THE PROBLEM: Return the full listing exactly as it is written.

[Start of Attachment]

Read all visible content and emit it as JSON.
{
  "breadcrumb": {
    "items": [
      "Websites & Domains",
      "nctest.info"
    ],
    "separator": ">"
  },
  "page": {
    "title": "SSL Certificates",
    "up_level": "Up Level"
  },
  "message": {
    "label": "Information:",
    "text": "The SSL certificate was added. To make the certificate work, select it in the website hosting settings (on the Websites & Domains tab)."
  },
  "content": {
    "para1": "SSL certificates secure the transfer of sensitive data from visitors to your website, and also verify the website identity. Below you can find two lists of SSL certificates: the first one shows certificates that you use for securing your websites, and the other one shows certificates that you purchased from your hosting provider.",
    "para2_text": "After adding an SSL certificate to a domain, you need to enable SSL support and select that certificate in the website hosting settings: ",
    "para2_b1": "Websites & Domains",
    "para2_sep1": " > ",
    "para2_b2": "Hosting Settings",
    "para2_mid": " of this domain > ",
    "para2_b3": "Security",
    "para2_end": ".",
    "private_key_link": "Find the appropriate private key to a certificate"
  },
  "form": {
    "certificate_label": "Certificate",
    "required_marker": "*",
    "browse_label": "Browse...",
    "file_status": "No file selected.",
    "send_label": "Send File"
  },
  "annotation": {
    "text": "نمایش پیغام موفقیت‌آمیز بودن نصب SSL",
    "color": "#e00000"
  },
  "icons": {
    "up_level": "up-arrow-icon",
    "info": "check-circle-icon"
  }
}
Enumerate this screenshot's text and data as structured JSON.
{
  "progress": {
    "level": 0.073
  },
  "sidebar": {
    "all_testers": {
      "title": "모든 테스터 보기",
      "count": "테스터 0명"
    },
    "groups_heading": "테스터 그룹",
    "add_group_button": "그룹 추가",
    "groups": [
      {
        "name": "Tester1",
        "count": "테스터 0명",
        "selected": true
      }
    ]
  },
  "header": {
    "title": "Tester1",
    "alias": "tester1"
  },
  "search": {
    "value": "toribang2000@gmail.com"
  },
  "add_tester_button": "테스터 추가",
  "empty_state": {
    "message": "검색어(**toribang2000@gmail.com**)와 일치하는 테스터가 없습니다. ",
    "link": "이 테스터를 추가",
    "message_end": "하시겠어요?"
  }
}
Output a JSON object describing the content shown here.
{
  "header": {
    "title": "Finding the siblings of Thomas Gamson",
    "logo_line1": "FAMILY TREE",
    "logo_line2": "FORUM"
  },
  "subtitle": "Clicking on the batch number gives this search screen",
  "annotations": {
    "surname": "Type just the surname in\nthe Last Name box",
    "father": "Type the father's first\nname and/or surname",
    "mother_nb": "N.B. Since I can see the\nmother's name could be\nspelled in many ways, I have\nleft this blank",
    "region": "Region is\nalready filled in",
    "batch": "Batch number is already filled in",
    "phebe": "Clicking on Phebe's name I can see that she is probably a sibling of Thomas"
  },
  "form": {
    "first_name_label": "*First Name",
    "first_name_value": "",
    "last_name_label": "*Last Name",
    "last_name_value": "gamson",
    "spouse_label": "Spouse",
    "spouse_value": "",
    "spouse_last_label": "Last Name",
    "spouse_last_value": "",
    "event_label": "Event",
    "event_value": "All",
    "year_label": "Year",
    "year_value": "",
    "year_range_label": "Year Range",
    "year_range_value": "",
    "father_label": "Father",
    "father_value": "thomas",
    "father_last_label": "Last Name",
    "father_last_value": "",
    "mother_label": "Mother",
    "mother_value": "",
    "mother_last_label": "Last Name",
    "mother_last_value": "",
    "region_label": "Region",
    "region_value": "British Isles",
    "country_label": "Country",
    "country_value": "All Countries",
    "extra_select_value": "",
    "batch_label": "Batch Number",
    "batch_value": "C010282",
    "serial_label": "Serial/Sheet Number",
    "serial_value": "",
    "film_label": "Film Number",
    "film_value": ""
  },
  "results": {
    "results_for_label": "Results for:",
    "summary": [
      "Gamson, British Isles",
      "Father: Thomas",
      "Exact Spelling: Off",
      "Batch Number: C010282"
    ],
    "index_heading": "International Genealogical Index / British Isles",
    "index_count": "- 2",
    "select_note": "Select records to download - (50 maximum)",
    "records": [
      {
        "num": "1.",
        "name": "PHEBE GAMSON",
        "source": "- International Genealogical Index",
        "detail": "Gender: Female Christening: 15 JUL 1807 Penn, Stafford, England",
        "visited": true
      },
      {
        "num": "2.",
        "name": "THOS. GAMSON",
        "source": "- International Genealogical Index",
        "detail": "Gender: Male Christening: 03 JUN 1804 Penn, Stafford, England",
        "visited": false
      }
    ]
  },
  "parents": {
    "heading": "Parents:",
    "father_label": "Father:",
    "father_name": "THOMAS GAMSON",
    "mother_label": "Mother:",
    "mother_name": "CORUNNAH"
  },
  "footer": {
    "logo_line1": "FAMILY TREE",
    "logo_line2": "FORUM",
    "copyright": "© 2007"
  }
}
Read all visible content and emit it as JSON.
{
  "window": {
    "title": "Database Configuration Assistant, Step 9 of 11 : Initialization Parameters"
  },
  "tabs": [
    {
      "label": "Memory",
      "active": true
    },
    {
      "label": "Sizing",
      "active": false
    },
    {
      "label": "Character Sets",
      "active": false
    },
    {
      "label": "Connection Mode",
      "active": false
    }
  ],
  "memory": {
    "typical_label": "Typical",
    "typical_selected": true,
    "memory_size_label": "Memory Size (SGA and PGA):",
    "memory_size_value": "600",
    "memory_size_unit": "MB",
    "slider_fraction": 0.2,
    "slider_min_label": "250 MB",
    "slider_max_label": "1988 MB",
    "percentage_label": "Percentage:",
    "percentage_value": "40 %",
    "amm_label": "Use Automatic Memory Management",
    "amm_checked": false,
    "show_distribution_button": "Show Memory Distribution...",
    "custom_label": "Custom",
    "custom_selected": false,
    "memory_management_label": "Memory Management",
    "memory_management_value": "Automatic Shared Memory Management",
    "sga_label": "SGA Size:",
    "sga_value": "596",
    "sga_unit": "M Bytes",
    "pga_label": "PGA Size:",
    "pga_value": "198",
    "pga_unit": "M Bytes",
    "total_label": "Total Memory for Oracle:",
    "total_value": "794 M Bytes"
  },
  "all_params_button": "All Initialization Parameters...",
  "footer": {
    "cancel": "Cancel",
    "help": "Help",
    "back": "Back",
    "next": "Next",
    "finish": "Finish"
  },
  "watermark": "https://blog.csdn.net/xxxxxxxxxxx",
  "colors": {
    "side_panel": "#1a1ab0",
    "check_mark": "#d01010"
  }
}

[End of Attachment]

RESULT:
Read all visible content and emit it as JSON.
{
  "breadcrumb": {
    "items": [
      "Websites & Domains",
      "nctest.info"
    ],
    "separator": ">"
  },
  "page": {
    "title": "SSL Certificates",
    "up_level": "Up Level"
  },
  "message": {
    "label": "Information:",
    "text": "The SSL certificate was added. To make the certificate work, select it in the website hosting settings (on the Websites & Domains tab)."
  },
  "content": {
    "para1": "SSL certificates secure the transfer of sensitive data from visitors to your website, and also verify the website identity. Below you can find two lists of SSL certificates: the first one shows certificates that you use for securing your websites, and the other one shows certificates that you purchased from your hosting provider.",
    "para2_text": "After adding an SSL certificate to a domain, you need to enable SSL support and select that certificate in the website hosting settings: ",
    "para2_b1": "Websites & Domains",
    "para2_sep1": " > ",
    "para2_b2": "Hosting Settings",
    "para2_mid": " of this domain > ",
    "para2_b3": "Security",
    "para2_end": ".",
    "private_key_link": "Find the appropriate private key to a certificate"
  },
  "form": {
    "certificate_label": "Certificate",
    "required_marker": "*",
    "browse_label": "Browse...",
    "file_status": "No file selected.",
    "send_label": "Send File"
  },
  "annotation": {
    "text": "نمایش پیغام موفقیت‌آمیز بودن نصب SSL",
    "color": "#e00000"
  },
  "icons": {
    "up_level": "up-arrow-icon",
    "info": "check-circle-icon"
  }
}
Enumerate this screenshot's text and data as structured JSON.
{
  "progress": {
    "level": 0.073
  },
  "sidebar": {
    "all_testers": {
      "title": "모든 테스터 보기",
      "count": "테스터 0명"
    },
    "groups_heading": "테스터 그룹",
    "add_group_button": "그룹 추가",
    "groups": [
      {
        "name": "Tester1",
        "count": "테스터 0명",
        "selected": true
      }
    ]
  },
  "header": {
    "title": "Tester1",
    "alias": "tester1"
  },
  "search": {
    "value": "toribang2000@gmail.com"
  },
  "add_tester_button": "테스터 추가",
  "empty_state": {
    "message": "검색어(**toribang2000@gmail.com**)와 일치하는 테스터가 없습니다. ",
    "link": "이 테스터를 추가",
    "message_end": "하시겠어요?"
  }
}
Output a JSON object describing the content shown here.
{
  "header": {
    "title": "Finding the siblings of Thomas Gamson",
    "logo_line1": "FAMILY TREE",
    "logo_line2": "FORUM"
  },
  "subtitle": "Clicking on the batch number gives this search screen",
  "annotations": {
    "surname": "Type just the surname in\nthe Last Name box",
    "father": "Type the father's first\nname and/or surname",
    "mother_nb": "N.B. Since I can see the\nmother's name could be\nspelled in many ways, I have\nleft this blank",
    "region": "Region is\nalready filled in",
    "batch": "Batch number is already filled in",
    "phebe": "Clicking on Phebe's name I can see that she is probably a sibling of Thomas"
  },
  "form": {
    "first_name_label": "*First Name",
    "first_name_value": "",
    "last_name_label": "*Last Name",
    "last_name_value": "gamson",
    "spouse_label": "Spouse",
    "spouse_value": "",
    "spouse_last_label": "Last Name",
    "spouse_last_value": "",
    "event_label": "Event",
    "event_value": "All",
    "year_label": "Year",
    "year_value": "",
    "year_range_label": "Year Range",
    "year_range_value": "",
    "father_label": "Father",
    "father_value": "thomas",
    "father_last_label": "Last Name",
    "father_last_value": "",
    "mother_label": "Mother",
    "mother_value": "",
    "mother_last_label": "Last Name",
    "mother_last_value": "",
    "region_label": "Region",
    "region_value": "British Isles",
    "country_label": "Country",
    "country_value": "All Countries",
    "extra_select_value": "",
    "batch_label": "Batch Number",
    "batch_value": "C010282",
    "serial_label": "Serial/Sheet Number",
    "serial_value": "",
    "film_label": "Film Number",
    "film_value": ""
  },
  "results": {
    "results_for_label": "Results for:",
    "summary": [
      "Gamson, British Isles",
      "Father: Thomas",
      "Exact Spelling: Off",
      "Batch Number: C010282"
    ],
    "index_heading": "International Genealogical Index / British Isles",
    "index_count": "- 2",
    "select_note": "Select records to download - (50 maximum)",
    "records": [
      {
        "num": "1.",
        "name": "PHEBE GAMSON",
        "source": "- International Genealogical Index",
        "detail": "Gender: Female Christening: 15 JUL 1807 Penn, Stafford, England",
        "visited": true
      },
      {
        "num": "2.",
        "name": "THOS. GAMSON",
        "source": "- International Genealogical Index",
        "detail": "Gender: Male Christening: 03 JUN 1804 Penn, Stafford, England",
        "visited": false
      }
    ]
  },
  "parents": {
    "heading": "Parents:",
    "father_label": "Father:",
    "father_name": "THOMAS GAMSON",
    "mother_label": "Mother:",
    "mother_name": "CORUNNAH"
  },
  "footer": {
    "logo_line1": "FAMILY TREE",
    "logo_line2": "FORUM",
    "copyright": "© 2007"
  }
}
Read all visible content and emit it as JSON.
{
  "window": {
    "title": "Database Configuration Assistant, Step 9 of 11 : Initialization Parameters"
  },
  "tabs": [
    {
      "label": "Memory",
      "active": true
    },
    {
      "label": "Sizing",
      "active": false
    },
    {
      "label": "Character Sets",
      "active": false
    },
    {
      "label": "Connection Mode",
      "active": false
    }
  ],
  "memory": {
    "typical_label": "Typical",
    "typical_selected": true,
    "memory_size_label": "Memory Size (SGA and PGA):",
    "memory_size_value": "600",
    "memory_size_unit": "MB",
    "slider_fraction": 0.2,
    "slider_min_label": "250 MB",
    "slider_max_label": "1988 MB",
    "percentage_label": "Percentage:",
    "percentage_value": "40 %",
    "amm_label": "Use Automatic Memory Management",
    "amm_checked": false,
    "show_distribution_button": "Show Memory Distribution...",
    "custom_label": "Custom",
    "custom_selected": false,
    "memory_management_label": "Memory Management",
    "memory_management_value": "Automatic Shared Memory Management",
    "sga_label": "SGA Size:",
    "sga_value": "596",
    "sga_unit": "M Bytes",
    "pga_label": "PGA Size:",
    "pga_value": "198",
    "pga_unit": "M Bytes",
    "total_label": "Total Memory for Oracle:",
    "total_value": "794 M Bytes"
  },
  "all_params_button": "All Initialization Parameters...",
  "footer": {
    "cancel": "Cancel",
    "help": "Help",
    "back": "Back",
    "next": "Next",
    "finish": "Finish"
  },
  "watermark": "https://blog.csdn.net/xxxxxxxxxxx",
  "colors": {
    "side_panel": "#1a1ab0",
    "check_mark": "#d01010"
  }
}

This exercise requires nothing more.